What you should do
When you return the material, keep every line exactly as it is and omit the pictures.

BEGIN

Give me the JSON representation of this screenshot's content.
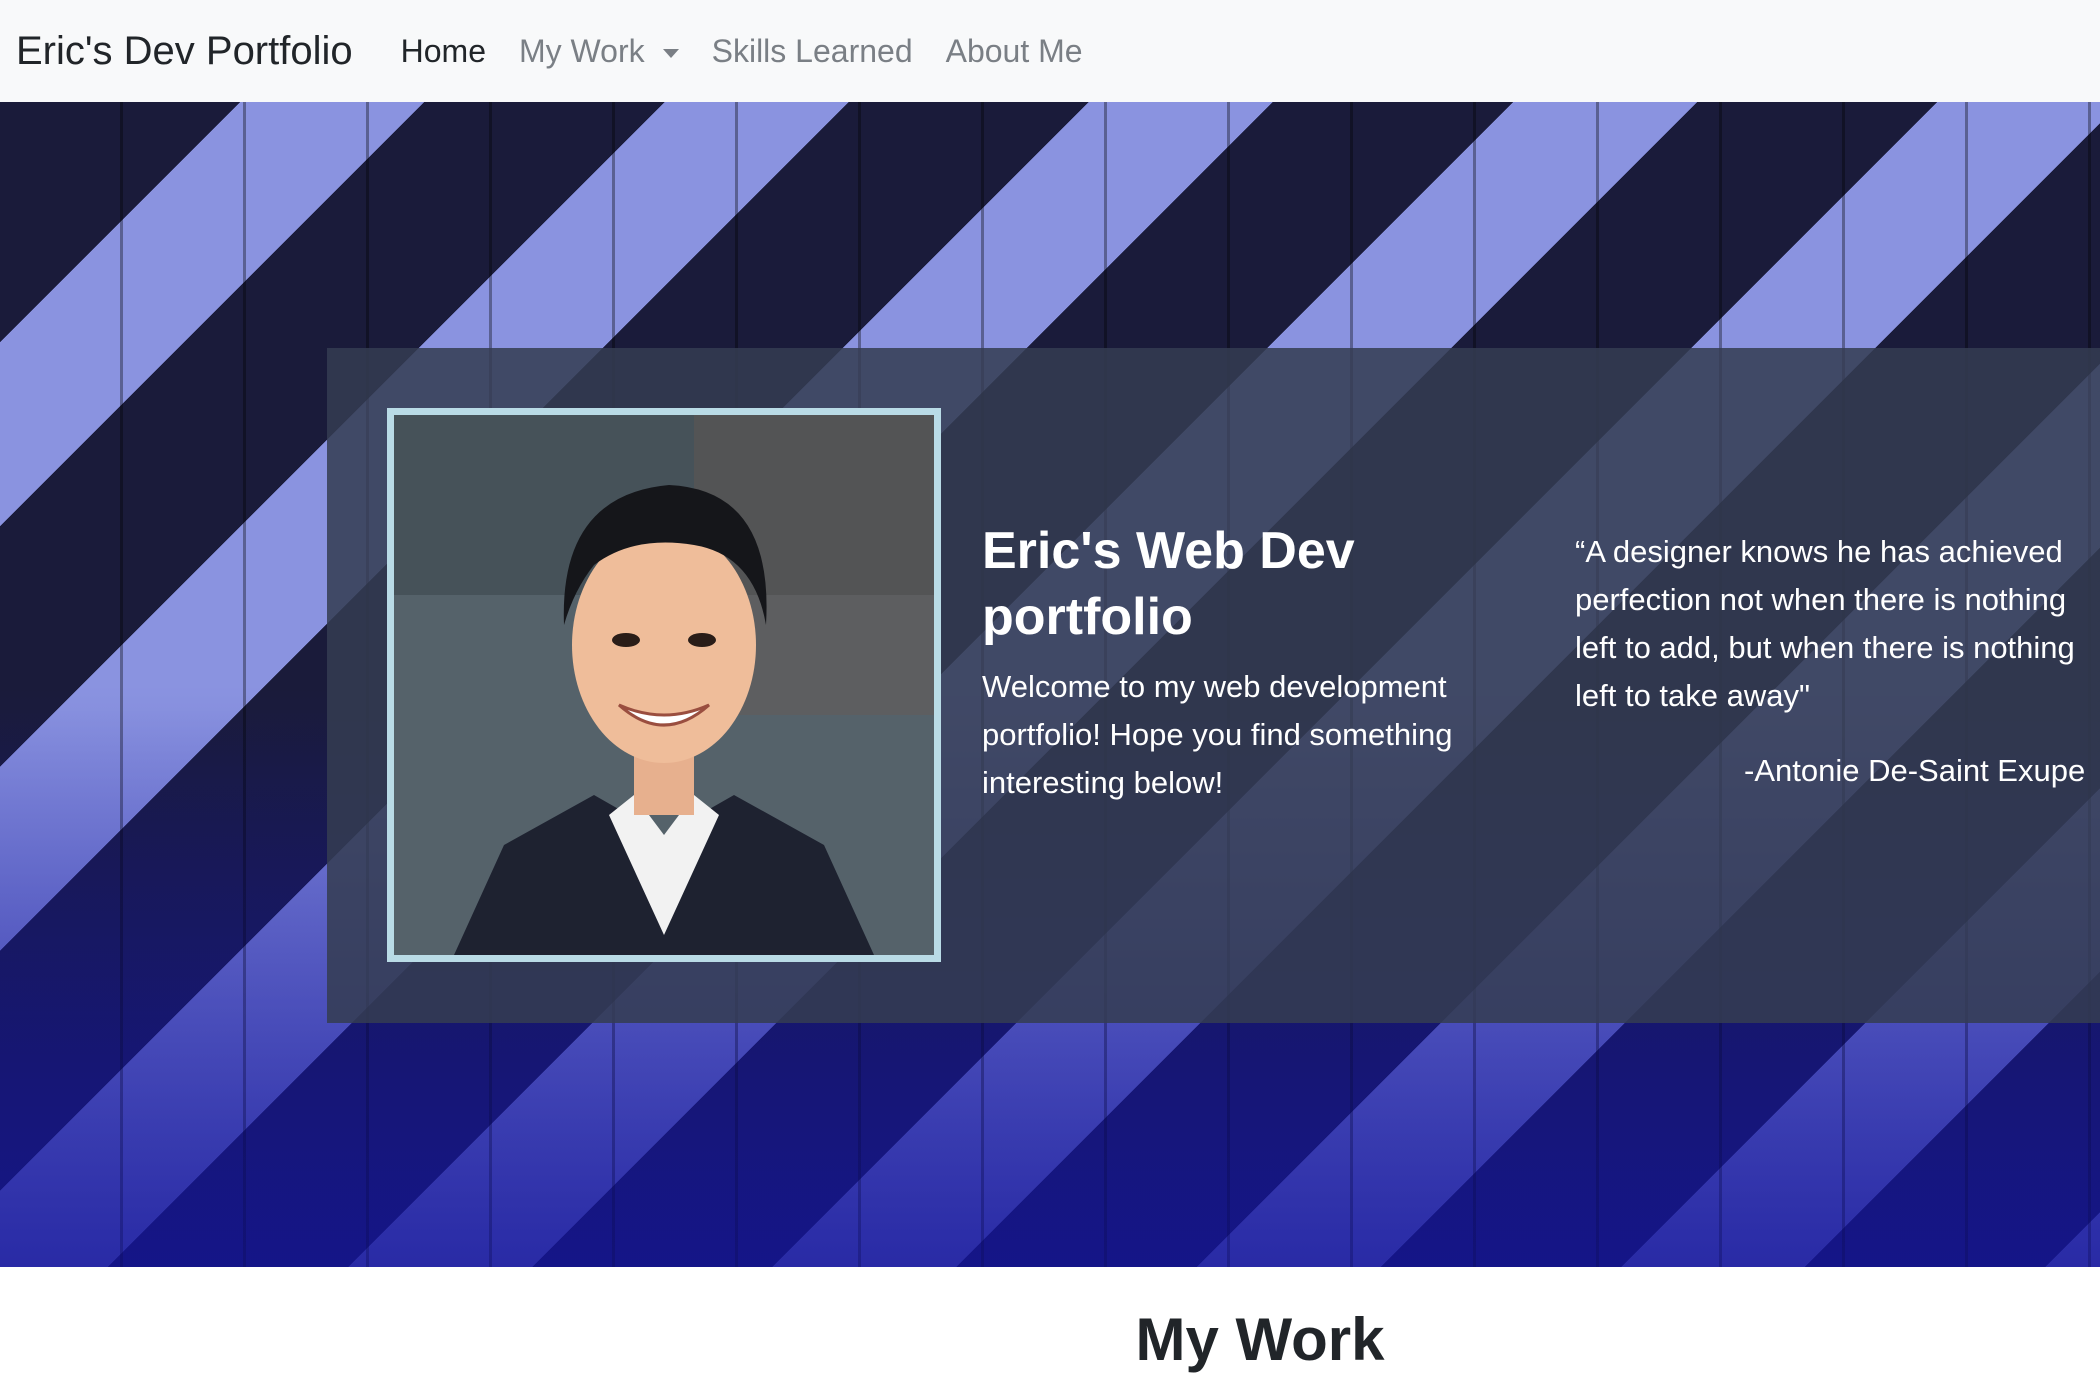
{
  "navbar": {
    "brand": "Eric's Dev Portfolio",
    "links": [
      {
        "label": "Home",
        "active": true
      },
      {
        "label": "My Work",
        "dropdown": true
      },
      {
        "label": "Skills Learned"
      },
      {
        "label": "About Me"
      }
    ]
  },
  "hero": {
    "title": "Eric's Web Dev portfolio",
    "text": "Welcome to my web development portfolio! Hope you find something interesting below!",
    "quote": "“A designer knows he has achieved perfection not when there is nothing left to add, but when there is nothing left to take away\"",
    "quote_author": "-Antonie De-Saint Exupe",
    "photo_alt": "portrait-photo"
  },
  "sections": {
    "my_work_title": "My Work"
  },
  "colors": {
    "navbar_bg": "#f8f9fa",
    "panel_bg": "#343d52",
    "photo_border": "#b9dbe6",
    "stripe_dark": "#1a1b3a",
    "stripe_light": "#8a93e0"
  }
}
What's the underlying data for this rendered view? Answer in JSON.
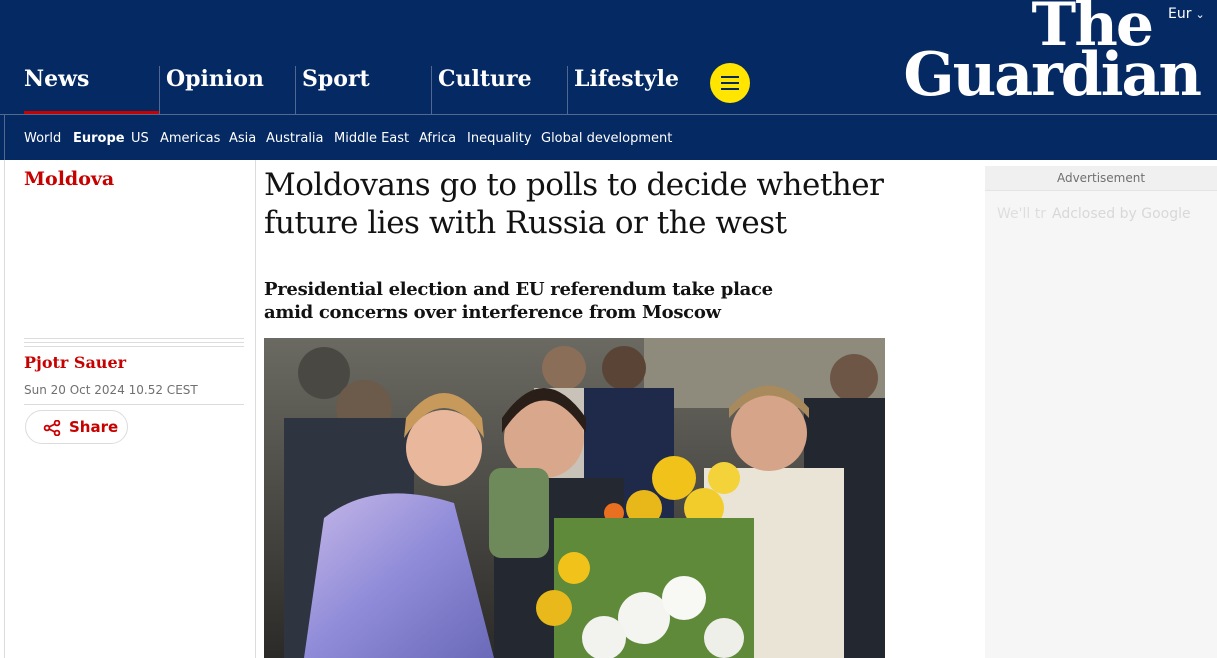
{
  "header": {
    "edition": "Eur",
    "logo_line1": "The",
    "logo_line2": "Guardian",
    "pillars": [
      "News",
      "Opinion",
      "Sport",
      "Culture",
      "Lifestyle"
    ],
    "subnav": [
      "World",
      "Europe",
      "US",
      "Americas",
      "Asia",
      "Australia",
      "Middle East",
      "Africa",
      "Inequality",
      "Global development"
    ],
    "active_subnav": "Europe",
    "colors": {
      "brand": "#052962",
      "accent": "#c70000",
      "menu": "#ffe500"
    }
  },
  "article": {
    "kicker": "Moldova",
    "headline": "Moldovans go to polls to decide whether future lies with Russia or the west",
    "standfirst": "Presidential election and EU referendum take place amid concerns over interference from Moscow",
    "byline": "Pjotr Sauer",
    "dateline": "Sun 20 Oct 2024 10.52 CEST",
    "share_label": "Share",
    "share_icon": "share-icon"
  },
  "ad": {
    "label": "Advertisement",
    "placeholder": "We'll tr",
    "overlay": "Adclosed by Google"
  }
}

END

Task response
Give me the JSON representation of this screenshot's content.
{
  "navbar": {
    "brand": "Eric's Dev Portfolio",
    "links": [
      {
        "label": "Home",
        "active": true
      },
      {
        "label": "My Work",
        "dropdown": true
      },
      {
        "label": "Skills Learned"
      },
      {
        "label": "About Me"
      }
    ]
  },
  "hero": {
    "title": "Eric's Web Dev portfolio",
    "text": "Welcome to my web development portfolio! Hope you find something interesting below!",
    "quote": "“A designer knows he has achieved perfection not when there is nothing left to add, but when there is nothing left to take away\"",
    "quote_author": "-Antonie De-Saint Exupe",
    "photo_alt": "portrait-photo"
  },
  "sections": {
    "my_work_title": "My Work"
  },
  "colors": {
    "navbar_bg": "#f8f9fa",
    "panel_bg": "#343d52",
    "photo_border": "#b9dbe6",
    "stripe_dark": "#1a1b3a",
    "stripe_light": "#8a93e0"
  }
}
What's the underlying data for this rendered view? Answer in JSON.
{
  "header": {
    "edition": "Eur",
    "logo_line1": "The",
    "logo_line2": "Guardian",
    "pillars": [
      "News",
      "Opinion",
      "Sport",
      "Culture",
      "Lifestyle"
    ],
    "subnav": [
      "World",
      "Europe",
      "US",
      "Americas",
      "Asia",
      "Australia",
      "Middle East",
      "Africa",
      "Inequality",
      "Global development"
    ],
    "active_subnav": "Europe",
    "colors": {
      "brand": "#052962",
      "accent": "#c70000",
      "menu": "#ffe500"
    }
  },
  "article": {
    "kicker": "Moldova",
    "headline": "Moldovans go to polls to decide whether future lies with Russia or the west",
    "standfirst": "Presidential election and EU referendum take place amid concerns over interference from Moscow",
    "byline": "Pjotr Sauer",
    "dateline": "Sun 20 Oct 2024 10.52 CEST",
    "share_label": "Share",
    "share_icon": "share-icon"
  },
  "ad": {
    "label": "Advertisement",
    "placeholder": "We'll tr",
    "overlay": "Adclosed by Google"
  }
}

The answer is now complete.